SUPPLIED RECORDS -
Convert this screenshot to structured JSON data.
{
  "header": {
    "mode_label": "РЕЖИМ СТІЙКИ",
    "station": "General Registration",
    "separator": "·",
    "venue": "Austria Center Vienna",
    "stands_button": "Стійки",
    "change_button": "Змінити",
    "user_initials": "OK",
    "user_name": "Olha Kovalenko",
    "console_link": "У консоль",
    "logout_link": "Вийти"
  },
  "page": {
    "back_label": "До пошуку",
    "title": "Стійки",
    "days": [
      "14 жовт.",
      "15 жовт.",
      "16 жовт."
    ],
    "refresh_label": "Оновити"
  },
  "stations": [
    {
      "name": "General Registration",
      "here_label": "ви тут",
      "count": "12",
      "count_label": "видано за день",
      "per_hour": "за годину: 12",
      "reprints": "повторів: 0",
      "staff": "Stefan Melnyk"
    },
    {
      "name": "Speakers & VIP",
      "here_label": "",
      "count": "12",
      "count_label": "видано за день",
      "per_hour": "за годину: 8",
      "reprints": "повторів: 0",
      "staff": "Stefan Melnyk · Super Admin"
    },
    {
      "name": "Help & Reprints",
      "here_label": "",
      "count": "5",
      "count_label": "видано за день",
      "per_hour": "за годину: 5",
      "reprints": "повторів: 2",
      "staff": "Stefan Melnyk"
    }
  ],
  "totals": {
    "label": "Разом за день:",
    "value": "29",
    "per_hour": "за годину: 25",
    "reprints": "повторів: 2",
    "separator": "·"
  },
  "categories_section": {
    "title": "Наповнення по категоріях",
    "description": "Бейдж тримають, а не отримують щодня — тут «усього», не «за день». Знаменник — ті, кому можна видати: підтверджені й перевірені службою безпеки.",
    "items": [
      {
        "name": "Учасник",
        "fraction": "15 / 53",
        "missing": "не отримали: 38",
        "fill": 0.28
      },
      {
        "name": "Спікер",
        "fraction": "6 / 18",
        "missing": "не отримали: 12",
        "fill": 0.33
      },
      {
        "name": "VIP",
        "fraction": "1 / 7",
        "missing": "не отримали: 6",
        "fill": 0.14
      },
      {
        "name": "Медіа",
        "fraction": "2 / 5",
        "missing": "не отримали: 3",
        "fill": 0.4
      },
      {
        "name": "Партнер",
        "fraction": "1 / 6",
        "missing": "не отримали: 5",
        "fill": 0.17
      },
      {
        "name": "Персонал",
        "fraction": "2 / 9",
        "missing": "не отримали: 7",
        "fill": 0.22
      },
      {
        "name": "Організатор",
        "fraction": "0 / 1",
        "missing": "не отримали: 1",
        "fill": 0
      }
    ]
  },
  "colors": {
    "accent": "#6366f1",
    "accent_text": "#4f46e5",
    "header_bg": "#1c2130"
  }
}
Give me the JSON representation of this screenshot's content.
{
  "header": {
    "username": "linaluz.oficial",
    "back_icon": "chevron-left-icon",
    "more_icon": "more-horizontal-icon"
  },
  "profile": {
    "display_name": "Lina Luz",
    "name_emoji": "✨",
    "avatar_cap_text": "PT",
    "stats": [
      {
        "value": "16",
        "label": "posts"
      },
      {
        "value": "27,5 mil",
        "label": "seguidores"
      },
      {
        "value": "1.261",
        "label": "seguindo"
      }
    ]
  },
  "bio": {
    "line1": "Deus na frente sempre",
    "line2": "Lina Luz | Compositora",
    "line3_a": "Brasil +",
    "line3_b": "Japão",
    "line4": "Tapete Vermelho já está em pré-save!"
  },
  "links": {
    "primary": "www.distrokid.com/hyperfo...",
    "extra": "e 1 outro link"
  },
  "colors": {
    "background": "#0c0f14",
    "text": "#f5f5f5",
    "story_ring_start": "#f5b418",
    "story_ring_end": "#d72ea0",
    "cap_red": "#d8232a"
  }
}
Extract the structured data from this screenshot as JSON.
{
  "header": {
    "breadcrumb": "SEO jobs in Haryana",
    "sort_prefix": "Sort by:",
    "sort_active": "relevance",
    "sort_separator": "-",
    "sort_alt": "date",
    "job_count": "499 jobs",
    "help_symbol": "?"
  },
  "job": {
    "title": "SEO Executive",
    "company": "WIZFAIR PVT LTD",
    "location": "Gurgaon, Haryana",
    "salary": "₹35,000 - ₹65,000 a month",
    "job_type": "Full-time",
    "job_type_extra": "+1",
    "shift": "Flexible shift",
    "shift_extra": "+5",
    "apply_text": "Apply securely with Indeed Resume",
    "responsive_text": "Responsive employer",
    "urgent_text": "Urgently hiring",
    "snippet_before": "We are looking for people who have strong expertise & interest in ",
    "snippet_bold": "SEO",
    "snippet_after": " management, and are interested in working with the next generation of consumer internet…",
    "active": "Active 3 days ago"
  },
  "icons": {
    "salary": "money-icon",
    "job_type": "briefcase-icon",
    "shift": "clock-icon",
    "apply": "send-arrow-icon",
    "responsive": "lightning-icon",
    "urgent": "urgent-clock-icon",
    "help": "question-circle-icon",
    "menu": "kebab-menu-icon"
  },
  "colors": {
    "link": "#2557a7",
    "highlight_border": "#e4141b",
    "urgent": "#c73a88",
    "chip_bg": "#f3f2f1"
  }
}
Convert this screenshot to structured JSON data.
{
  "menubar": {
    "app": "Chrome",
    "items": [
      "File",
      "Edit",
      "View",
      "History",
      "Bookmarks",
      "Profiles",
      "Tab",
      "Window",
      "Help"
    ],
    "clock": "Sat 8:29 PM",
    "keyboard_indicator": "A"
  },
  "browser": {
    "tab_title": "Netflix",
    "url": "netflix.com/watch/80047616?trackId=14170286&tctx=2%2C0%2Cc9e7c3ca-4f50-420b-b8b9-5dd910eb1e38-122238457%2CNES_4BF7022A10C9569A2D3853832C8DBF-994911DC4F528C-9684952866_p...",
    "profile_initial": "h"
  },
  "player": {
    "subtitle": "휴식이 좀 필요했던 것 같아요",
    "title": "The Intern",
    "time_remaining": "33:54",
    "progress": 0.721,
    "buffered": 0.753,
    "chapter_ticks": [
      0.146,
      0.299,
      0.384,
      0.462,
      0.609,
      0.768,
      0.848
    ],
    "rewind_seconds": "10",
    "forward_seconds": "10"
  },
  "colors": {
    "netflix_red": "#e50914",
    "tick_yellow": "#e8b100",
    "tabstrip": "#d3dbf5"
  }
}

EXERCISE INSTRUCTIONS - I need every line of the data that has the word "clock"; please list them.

ANSWER TO THIS PROBLEM -
    "shift": "clock-icon",
    "urgent": "urgent-clock-icon",
    "clock": "Sat 8:29 PM",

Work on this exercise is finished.